Look through the lines below and copy each one that includes "text".
━━━━━━
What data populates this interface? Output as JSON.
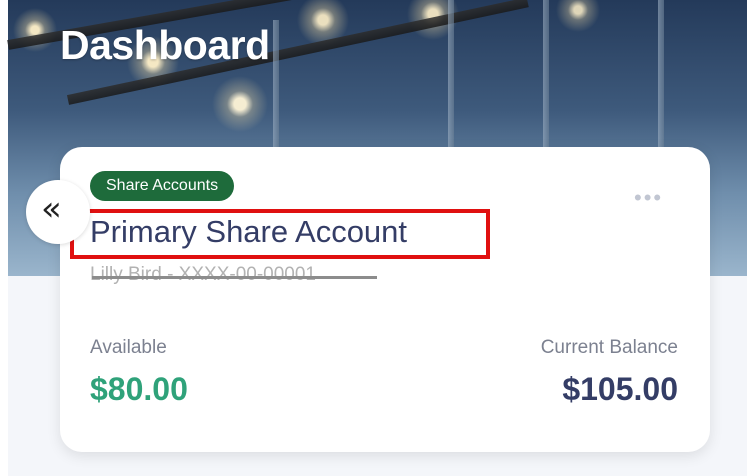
{
  "header": {
    "title": "Dashboard"
  },
  "account_card": {
    "type_badge": "Share Accounts",
    "name": "Primary Share Account",
    "number_masked": "Lilly Bird - XXXX-00-00001",
    "available_label": "Available",
    "available_value": "$80.00",
    "balance_label": "Current Balance",
    "balance_value": "$105.00",
    "more_icon": "more-horizontal-icon",
    "collapse_icon": "double-chevron-left-icon",
    "collapse_glyph": "«",
    "more_glyph": "•••"
  },
  "colors": {
    "badge_bg": "#1e6b3b",
    "available": "#2fa27a",
    "heading": "#343d66",
    "highlight": "#e01010"
  }
}
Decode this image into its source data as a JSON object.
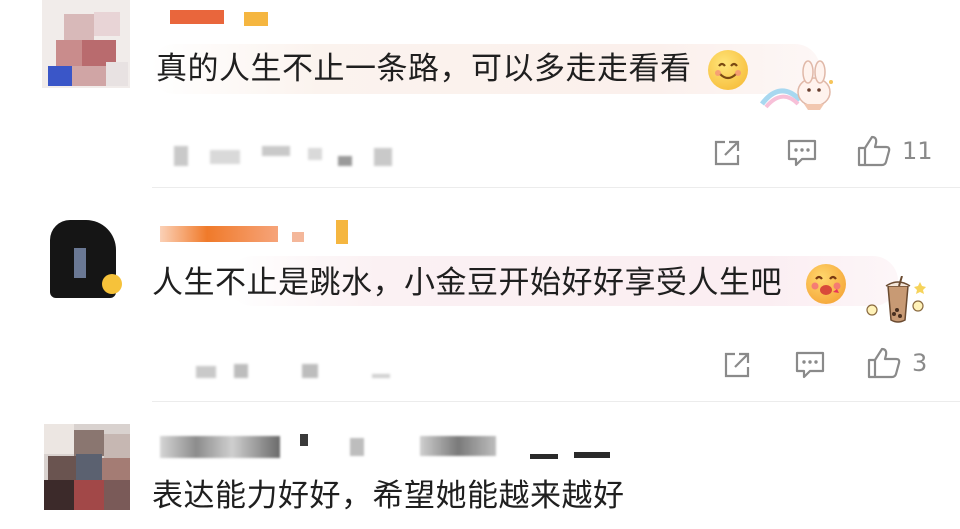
{
  "comments": [
    {
      "text": "真的人生不止一条路，可以多走走看看",
      "like_count": "11"
    },
    {
      "text": "人生不止是跳水，小金豆开始好好享受人生吧",
      "like_count": "3"
    },
    {
      "text": "表达能力好好，希望她能越来越好"
    }
  ],
  "icons": {
    "share": "share-icon",
    "reply": "comment-icon",
    "like": "thumbs-up-icon",
    "emoji1": "smiling-face-emoji",
    "emoji2": "face-blowing-kiss-emoji"
  },
  "colors": {
    "username_orange": "#f07a2a",
    "bubble_tint": "#fbf0ec",
    "icon_gray": "#8a8a8a"
  }
}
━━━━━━
* TASK SOLUTION
      "text": "真的人生不止一条路，可以多走走看看",
      "text": "人生不止是跳水，小金豆开始好好享受人生吧",
      "text": "表达能力好好，希望她能越来越好"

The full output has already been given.